Data under study section start

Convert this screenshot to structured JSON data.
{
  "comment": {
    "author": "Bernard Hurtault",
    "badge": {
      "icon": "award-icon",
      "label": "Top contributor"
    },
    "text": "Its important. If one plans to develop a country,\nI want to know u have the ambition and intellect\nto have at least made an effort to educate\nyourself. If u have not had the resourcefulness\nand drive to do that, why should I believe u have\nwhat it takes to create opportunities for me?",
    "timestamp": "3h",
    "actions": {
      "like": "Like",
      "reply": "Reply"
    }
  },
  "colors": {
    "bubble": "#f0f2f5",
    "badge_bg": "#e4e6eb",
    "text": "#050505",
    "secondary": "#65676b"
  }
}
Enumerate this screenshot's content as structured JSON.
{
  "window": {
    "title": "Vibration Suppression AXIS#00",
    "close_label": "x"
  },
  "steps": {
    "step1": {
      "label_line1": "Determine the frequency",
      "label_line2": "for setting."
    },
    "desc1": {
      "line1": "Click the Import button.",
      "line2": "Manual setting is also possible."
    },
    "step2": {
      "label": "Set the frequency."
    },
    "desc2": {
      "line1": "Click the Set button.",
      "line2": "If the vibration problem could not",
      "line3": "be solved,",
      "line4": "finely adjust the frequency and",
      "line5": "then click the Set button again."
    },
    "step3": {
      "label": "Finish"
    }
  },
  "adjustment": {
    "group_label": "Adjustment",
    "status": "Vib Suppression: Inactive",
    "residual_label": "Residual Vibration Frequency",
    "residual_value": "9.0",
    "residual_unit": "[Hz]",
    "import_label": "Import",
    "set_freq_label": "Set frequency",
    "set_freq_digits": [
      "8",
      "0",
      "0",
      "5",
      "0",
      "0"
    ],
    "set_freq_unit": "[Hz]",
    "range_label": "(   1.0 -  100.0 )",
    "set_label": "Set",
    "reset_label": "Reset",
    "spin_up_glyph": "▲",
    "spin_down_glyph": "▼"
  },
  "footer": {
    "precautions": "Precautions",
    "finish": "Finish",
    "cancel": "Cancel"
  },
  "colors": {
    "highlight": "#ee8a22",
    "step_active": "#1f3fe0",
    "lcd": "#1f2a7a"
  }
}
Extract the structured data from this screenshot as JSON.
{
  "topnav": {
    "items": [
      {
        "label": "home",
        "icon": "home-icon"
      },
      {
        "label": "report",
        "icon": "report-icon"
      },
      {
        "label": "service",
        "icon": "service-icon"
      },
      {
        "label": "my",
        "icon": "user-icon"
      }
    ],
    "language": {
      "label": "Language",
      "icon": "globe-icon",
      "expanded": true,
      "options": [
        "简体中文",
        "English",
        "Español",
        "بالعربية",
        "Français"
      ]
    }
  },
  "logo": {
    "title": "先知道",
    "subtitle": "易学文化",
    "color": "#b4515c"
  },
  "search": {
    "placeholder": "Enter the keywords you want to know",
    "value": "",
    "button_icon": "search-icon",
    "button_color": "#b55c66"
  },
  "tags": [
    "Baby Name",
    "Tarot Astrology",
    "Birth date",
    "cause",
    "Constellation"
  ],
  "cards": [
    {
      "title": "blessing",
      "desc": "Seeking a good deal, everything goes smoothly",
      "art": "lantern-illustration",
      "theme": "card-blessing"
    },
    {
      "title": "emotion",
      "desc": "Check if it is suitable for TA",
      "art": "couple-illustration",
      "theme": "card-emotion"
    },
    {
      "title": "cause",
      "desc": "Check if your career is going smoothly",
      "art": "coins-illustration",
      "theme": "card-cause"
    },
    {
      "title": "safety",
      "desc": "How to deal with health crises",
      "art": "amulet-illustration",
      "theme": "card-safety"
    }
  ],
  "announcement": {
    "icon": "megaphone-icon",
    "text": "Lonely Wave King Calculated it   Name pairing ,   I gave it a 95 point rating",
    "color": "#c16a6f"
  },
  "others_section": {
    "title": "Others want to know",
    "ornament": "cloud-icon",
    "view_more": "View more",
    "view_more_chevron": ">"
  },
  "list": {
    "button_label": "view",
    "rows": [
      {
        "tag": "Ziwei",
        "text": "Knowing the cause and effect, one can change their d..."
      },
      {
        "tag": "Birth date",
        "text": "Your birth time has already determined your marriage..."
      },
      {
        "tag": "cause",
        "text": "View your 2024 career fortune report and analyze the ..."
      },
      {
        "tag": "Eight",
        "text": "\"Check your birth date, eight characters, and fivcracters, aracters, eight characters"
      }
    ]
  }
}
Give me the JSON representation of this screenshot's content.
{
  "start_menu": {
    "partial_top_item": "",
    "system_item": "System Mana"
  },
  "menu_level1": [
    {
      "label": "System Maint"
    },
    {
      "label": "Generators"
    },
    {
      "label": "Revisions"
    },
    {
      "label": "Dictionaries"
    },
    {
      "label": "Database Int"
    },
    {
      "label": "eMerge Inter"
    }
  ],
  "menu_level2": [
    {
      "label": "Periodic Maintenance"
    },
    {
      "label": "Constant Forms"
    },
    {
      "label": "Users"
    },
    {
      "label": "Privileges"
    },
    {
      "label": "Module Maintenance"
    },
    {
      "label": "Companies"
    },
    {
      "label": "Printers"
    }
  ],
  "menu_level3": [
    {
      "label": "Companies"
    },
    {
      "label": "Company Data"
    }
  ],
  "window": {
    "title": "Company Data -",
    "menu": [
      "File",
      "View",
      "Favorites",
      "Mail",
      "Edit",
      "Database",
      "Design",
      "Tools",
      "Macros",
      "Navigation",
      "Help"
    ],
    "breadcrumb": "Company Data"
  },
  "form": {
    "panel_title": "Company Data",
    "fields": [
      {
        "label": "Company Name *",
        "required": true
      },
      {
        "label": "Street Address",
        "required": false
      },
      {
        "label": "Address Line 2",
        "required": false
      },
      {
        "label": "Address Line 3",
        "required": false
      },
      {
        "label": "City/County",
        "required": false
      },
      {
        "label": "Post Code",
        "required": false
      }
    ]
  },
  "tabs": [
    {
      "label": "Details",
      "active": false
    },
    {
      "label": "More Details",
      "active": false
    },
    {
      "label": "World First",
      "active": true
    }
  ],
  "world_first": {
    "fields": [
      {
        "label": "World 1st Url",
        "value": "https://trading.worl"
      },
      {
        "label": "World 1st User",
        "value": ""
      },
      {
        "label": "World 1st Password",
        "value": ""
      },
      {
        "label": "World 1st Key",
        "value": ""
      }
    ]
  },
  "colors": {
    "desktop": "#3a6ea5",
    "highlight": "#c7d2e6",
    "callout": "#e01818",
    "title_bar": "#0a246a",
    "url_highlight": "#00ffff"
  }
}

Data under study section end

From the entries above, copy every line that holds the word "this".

**Task answer**
Convert this screenshot to structured JSON data.
Enumerate this screenshot's content as structured JSON.
Extract the structured data from this screenshot as JSON.
Give me the JSON representation of this screenshot's content.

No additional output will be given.